Finally, on this question of what would help or hinder a person in talking openly about their condition, one or two respondents raised the issue of the role played by the other person involved in a conversational exchange. One of our respondents, for instance, was keen to emphasise that the success or failure of such an exchange would depend on the readiness of a sympathetic listener to hear and understand what the other was attempting to convey:
“I think that people can sometimes feel really awkward when someone is telling them about health concerns. So, it can be a challenge to get someone to listen and take your concern on board. It’s too easy to dismiss someone’s concerns. I also think that no one wants to be seen as not being perfect and that people might think less of them if they have hearing or memory loss.”

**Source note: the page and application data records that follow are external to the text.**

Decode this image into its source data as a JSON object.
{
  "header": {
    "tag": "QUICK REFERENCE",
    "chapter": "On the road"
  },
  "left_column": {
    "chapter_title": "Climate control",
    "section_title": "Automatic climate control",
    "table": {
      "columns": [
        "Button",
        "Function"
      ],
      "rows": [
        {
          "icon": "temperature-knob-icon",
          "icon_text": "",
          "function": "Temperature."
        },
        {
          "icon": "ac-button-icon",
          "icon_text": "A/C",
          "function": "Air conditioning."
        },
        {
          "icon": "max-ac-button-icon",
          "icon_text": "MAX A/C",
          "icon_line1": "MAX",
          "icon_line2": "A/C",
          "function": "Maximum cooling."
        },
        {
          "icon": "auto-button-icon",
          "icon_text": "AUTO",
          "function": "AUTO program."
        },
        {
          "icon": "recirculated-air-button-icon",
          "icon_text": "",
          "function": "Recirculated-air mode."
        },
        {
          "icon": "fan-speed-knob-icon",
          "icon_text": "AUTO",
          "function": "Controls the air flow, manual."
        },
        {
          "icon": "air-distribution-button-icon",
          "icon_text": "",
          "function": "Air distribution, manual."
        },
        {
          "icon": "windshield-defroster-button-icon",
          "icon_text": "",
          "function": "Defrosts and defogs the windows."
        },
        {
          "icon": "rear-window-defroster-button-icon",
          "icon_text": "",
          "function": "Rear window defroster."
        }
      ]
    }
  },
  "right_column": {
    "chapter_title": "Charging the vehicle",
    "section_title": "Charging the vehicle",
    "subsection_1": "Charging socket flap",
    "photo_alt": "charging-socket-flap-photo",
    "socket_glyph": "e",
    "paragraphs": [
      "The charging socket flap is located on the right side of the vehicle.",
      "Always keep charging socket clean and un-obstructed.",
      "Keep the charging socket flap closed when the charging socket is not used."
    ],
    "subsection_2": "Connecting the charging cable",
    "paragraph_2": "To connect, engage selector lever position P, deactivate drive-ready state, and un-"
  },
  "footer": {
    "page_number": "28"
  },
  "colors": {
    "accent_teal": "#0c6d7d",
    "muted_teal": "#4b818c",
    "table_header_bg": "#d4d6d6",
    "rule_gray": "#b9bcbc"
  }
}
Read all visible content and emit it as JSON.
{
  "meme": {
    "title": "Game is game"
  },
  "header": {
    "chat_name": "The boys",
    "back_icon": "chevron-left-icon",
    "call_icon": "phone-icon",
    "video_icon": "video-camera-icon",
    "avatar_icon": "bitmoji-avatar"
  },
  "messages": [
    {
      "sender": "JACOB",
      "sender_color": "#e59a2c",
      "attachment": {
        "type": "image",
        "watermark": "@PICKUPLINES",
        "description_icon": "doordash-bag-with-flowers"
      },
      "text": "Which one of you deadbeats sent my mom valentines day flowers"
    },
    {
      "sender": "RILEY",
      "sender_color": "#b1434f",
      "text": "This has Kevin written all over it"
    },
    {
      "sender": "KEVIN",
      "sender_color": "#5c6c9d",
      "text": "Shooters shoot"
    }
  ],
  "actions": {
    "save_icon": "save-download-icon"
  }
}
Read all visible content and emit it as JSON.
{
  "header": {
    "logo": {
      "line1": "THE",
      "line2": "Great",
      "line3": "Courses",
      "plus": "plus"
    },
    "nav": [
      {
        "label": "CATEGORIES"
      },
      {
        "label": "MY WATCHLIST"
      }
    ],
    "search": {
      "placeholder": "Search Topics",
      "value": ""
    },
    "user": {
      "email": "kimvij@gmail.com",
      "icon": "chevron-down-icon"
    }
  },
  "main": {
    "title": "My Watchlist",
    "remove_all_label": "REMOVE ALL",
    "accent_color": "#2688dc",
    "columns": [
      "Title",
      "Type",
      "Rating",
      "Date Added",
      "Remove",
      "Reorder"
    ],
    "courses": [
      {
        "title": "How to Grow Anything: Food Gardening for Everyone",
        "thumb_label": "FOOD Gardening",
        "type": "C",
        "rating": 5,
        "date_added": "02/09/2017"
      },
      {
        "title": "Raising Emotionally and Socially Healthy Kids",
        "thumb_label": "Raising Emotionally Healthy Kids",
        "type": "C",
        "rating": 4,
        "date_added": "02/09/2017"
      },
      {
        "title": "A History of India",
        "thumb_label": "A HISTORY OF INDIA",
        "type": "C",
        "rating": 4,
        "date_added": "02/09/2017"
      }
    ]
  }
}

Another respondent went into considerable detail concerning do’s and don’ts when conversing with a deaf person:
“When you speak to a deaf person, take your time, don’t rush them, speak slowly and carefully. If you can’t hear well it can be hard to follow what someone is saying. It takes a while for the brain to catch up with the sense of the words, as it were. So be patient, given them time. If the deaf person is looking confused, repeat what you’re saying to give them another chance to hear and understand what you are saying”.
In some cases, however, the challenge of getting someone to listen and take one’s concerns on board can clearly prove to be difficult. In the following instance, a respondent had had experience of wanting to raise his or her concern, but all their efforts had literally fallen on deaf ears:
“I have found that it’s difficult to get anyone to take you seriously when you are, say, under 50 years of age. You get palmed off on such a regular basis that you just give up trying to get help.”
Talking honestly and openly about hearing loss and dementia is clearly an issue of considerable concern to a great number of people. It is encouraging to discover that, when people are asked to put themselves in the position of someone who is personally affected by one of these conditions, they are able to come up with a series of generally helpful suggestions. Once again, however, the challenge remains that of ensuring that these suggestions are fed through to organisations and healthcare professionals responsible for providing help and support.
In the final blog in this series, we will be exploring ways of encouraging the use of more positive language when talking about dementia and hearing loss.